The issue seems more significant than ever. Today, given the aggressive distortion of truth and reality that pervades our civic and business life. It is not a coincidence that Karl Rove, a brilliant marketing man is, next to the President himself, the most important man in Washington and perhaps the world.
What is truly frightening is the degree to which lying has become acceptable in our public life. I'm not sure when the word "spin" replaced "lie" but it is characteristic of how our language has become a way of deflecting or distorting reality. We seem to be awash in lies from business, the government, and almost every institution we have traditionally looked to as a source of belief. Our government has embarked on an investigation to determine whether the atrocities performed at Abu Ghraib were aberrational or systemic. What would be equally important is an examination of whether lying has become systemic in our nation and the way our government speaks to us. The relative lack of public outrage as government and business lies are revealed is troubling, and may indicate how the American sense of what truth is has been profoundly shaped by our most pervasive educational medium, advertising.
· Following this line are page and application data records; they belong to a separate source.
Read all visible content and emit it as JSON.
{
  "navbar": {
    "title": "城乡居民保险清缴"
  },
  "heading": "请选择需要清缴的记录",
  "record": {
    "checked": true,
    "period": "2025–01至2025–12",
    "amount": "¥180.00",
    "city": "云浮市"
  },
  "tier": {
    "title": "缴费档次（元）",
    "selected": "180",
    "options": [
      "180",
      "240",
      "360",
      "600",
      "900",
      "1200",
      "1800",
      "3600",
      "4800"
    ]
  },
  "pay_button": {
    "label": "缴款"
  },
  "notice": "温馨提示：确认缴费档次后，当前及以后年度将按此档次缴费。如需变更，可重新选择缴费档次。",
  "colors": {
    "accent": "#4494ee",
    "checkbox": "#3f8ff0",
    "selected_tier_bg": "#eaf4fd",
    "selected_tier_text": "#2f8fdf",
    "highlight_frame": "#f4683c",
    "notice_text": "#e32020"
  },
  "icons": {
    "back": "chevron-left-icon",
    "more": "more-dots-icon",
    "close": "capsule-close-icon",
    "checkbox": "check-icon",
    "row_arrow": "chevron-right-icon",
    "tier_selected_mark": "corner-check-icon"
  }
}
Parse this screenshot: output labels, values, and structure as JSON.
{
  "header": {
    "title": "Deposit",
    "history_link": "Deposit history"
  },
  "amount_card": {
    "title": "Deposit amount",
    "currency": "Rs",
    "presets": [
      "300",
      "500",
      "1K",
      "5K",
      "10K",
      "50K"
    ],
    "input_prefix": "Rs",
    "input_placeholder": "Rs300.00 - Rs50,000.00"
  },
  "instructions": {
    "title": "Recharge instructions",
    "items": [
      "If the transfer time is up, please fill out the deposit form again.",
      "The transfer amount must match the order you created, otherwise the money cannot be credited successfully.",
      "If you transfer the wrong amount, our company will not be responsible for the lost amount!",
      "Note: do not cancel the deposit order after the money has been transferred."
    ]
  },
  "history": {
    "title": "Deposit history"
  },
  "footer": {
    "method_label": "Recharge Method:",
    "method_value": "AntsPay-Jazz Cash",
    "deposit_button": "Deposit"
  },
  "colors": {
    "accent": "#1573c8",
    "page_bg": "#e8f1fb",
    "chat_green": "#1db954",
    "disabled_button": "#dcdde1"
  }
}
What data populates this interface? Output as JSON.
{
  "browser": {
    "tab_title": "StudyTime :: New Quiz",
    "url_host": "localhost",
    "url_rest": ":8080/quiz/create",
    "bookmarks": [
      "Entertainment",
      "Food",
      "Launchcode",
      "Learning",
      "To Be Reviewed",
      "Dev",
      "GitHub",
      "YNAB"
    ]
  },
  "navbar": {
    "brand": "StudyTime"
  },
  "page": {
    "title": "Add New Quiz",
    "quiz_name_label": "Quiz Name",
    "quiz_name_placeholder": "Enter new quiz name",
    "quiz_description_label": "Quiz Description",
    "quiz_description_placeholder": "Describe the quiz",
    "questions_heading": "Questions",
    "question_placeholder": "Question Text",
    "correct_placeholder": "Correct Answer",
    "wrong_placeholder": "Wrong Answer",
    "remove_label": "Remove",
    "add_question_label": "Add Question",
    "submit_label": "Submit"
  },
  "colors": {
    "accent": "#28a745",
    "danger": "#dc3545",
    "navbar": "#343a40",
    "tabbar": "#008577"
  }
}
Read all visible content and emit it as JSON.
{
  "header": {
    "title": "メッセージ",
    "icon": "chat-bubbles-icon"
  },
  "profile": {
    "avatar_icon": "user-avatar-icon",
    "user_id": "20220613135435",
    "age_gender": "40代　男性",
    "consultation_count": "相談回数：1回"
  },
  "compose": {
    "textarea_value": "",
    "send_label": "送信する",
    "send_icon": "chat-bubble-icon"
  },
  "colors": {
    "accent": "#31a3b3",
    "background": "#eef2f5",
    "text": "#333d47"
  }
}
Actually it works two ways, advertising influences our relationship to government and government influences our view of advertising. A recent somewhat homophobic ad by Anheuser-Busch (no relation), in addition to characterizing Miller as a "sissy" beer, "outed" the Miller Beer Corporation as being owned by a South African company, paralleling the outing, by unknown government insiders, of CIA Agent Valerie Plame. As you all know, that event was triggered because her husband told the truth about whether or not nuclear materials were being shipped from Niger. In my memory this is the first time that the patriotism of a competitor has been questioned in order to promote beer sales. Marketing can be shameless.
Politicians and businessmen have re-discovered the power of Lenin's old idea that a lie repeated often enough, becomes the truth. This dark assumption throws a pall over America as well as the entire world and endangers democracy itself. When people believe that their government systemically lies to them they become cynical. Cynicism breeds apathy and a sense of powerlessness that causes people to withdraw from public life. It is not coincidental that less than half our population votes. If only 44% of our country vote and we are equally divided ideologically, it means that 20% of the electorate control the fate of our nation—this has become a profound threat to the future of our republic and democracy itself. We can only call this a systemic scandal and observe that those in power have done very little to change the condition. Which raises one last question. From our government's point of view, have we become the "other"?